              http://www.iana.org/assignments/media-types/

   [RDF]      Resource Description Framework.  http://www.w3.org/RDF/

   [RFC3066]  Tags for the Identification of Languages, Internet RFC
              3066.  http://www.ietf.org/rfc/rfc3066.txt

   [RFC3986]  Uniform Resource Identifier (URI): Generic Syntax,
              Internet RFC 3986.  http://www.ietf.org/rfc/rfc3986.txt

   [RFC2413]  Dublin Core Metadata for Resource Discovery.  Internet RFC
              2413.  http://www.ietf.org/rfc/rfc2413.txt

   [RFC2731]  Encoding Dublin Core Metadata in HTML.  Internet RFC 2731.
              http://www.ietf.org/rfc/rfc2731.txt

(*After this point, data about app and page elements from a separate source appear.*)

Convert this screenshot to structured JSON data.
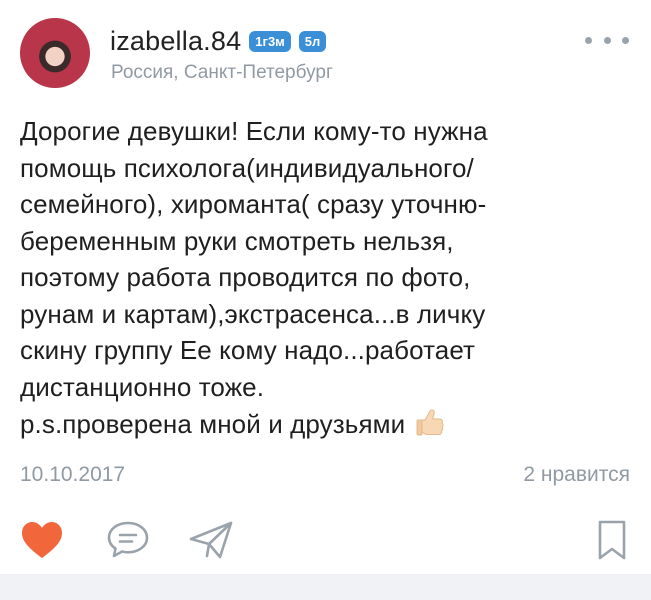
{
  "post": {
    "username": "izabella.84",
    "badges": [
      "1г3м",
      "5л"
    ],
    "location": "Россия, Санкт-Петербург",
    "text": "Дорогие девушки! Если кому-то нужна\nпомощь психолога(индивидуального/\nсемейного), хироманта( сразу уточню-\nбеременным руки смотреть нельзя,\nпоэтому работа проводится по фото,\nрунам и картам),экстрасенса...в личку\nскину группу Ее кому надо...работает\nдистанционно тоже.\np.s.проверена мной и друзьями",
    "date": "10.10.2017",
    "likes": "2 нравится"
  },
  "icons": {
    "more": "more-dots-icon",
    "thumb": "thumbs-up-icon",
    "like": "heart-icon",
    "comment": "comment-icon",
    "share": "send-icon",
    "bookmark": "bookmark-icon"
  },
  "colors": {
    "badge": "#3b8fd6",
    "like_active": "#f2663c",
    "icon_gray": "#9aa3ab",
    "meta_text": "#909aa3"
  }
}
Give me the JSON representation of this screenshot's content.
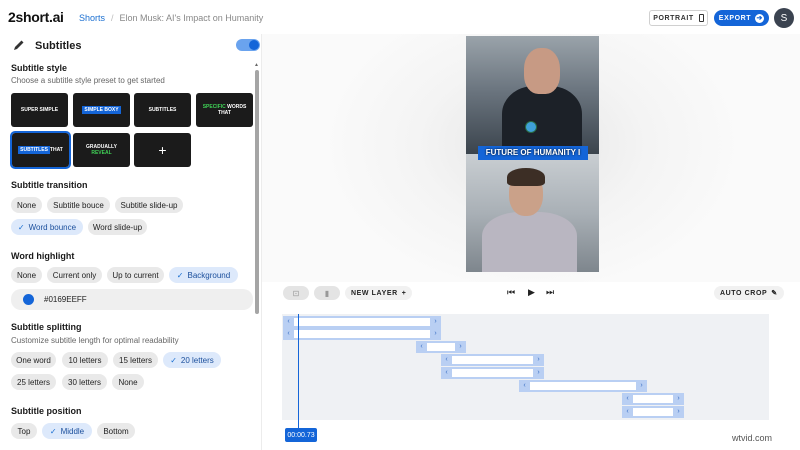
{
  "header": {
    "logo": "2short.ai",
    "breadcrumb_root": "Shorts",
    "breadcrumb_sep": "/",
    "breadcrumb_current": "Elon Musk: AI's Impact on Humanity",
    "portrait_label": "PORTRAIT",
    "export_label": "EXPORT",
    "avatar_initial": "S"
  },
  "panel": {
    "title": "Subtitles",
    "toggle_on": true,
    "style": {
      "title": "Subtitle style",
      "subtitle": "Choose a subtitle style preset to get started",
      "presets": {
        "p1": "SUPER SIMPLE",
        "p2": "SIMPLE BOXY",
        "p3": "SUBTITLES",
        "p4a": "SPECIFIC",
        "p4b": "WORDS THAT",
        "p5a": "SUBTITLES",
        "p5b": "THAT",
        "p6a": "GRADUALLY",
        "p6b": "REVEAL",
        "add": "+"
      }
    },
    "transition": {
      "title": "Subtitle transition",
      "options": [
        "None",
        "Subtitle bouce",
        "Subtitle slide-up",
        "Word bounce",
        "Word slide-up"
      ],
      "selected": "Word bounce"
    },
    "highlight": {
      "title": "Word highlight",
      "options": [
        "None",
        "Current only",
        "Up to current",
        "Background"
      ],
      "selected": "Background",
      "color_value": "#0169EEFF",
      "color_hex": "#1465d8"
    },
    "splitting": {
      "title": "Subtitle splitting",
      "subtitle": "Customize subtitle length for optimal readability",
      "options": [
        "One word",
        "10 letters",
        "15 letters",
        "20 letters",
        "25 letters",
        "30 letters",
        "None"
      ],
      "selected": "20 letters"
    },
    "position": {
      "title": "Subtitle position",
      "options": [
        "Top",
        "Middle",
        "Bottom"
      ],
      "selected": "Middle"
    }
  },
  "preview": {
    "caption": "FUTURE OF HUMANITY I"
  },
  "toolbar": {
    "new_layer": "NEW LAYER",
    "auto_crop": "AUTO CROP"
  },
  "timeline": {
    "time": "00:00.73"
  },
  "watermark": "wtvid.com",
  "colors": {
    "accent": "#1465d8"
  }
}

   [TGN]      Getty Thesaurus of Geographic Names.
              http://www.getty.edu/research/tools/vocabulary/tgn/index.html

   [W3CDTF]   Date and Time Formats, W3C Note.
              http://www.w3.org/TR/NOTE-datetime

   [XML]      Extensible Markup Language.  http://www.w3.org/TR/REC-xml

   [Z39.85]   ANSI/NISO Standard Z39.85-2001 - The Dublin Core Metadata
              Element Set.
              http://www.niso.org/standards/resources/Z39-85.pdf


11.  Appendix A:  Further Reading

   (This appendix is not part of the standard.  It is included for
   information only.)

   Further information about the Dublin Core metadata element set is
   available at the URL,

       http://dublincore.org/



J. Kunze            11. Appendix A:  Further Reading            [Page 8]


Internet Draft            Dublin Core Metadata             December 2006


   This web site contains information about workshops, reports, working
   group papers, projects, and new developments concerning the Dublin
   Core Metadata Initiative (DCMI).


12.  Appendix B:  Maintenance Agency

   (This appendix is not part of the standard.  It is included for
   information only.)

   The Dublin Core Metadata Initiative (DCMI) is responsible for the
   development, standardization and promotion of the Dublin Core
   metadata element set.  Information on DCMI is available at the URL,

       http://dublincore.org/


13.  Copyright Notice

   Copyright (C) The Internet Society (2006).  This document is subject
   to the rights, licenses and restrictions contained in BCP 78, and
   except as set forth therein, the authors retain all their rights.

   This document and the information contained herein are provided on an
   "AS IS" basis and THE CONTRIBUTOR, THE ORGANIZATION HE/SHE REPRESENTS
   OR IS SPONSORED BY (IF ANY), THE INTERNET SOCIETY AND THE INTERNET
   ENGINEERING TASK FORCE DISCLAIM ALL WARRANTIES, EXPRESS OR IMPLIED,
   INCLUDING BUT NOT LIMITED TO ANY WARRANTY THAT THE USE OF THE
   INFORMATION HEREIN WILL NOT INFRINGE ANY RIGHTS OR ANY IMPLIED
   WARRANTIES OF MERCHANTABILITY OR FITNESS FOR A PARTICULAR PURPOSE.

Expires 18 June 2007






















J. Kunze                  13. Copyright Notice                  [Page 9]


Html markup produced by rfcmarkup 1.129d, available from https://tools.ietf.org/tools/rfcmarkup/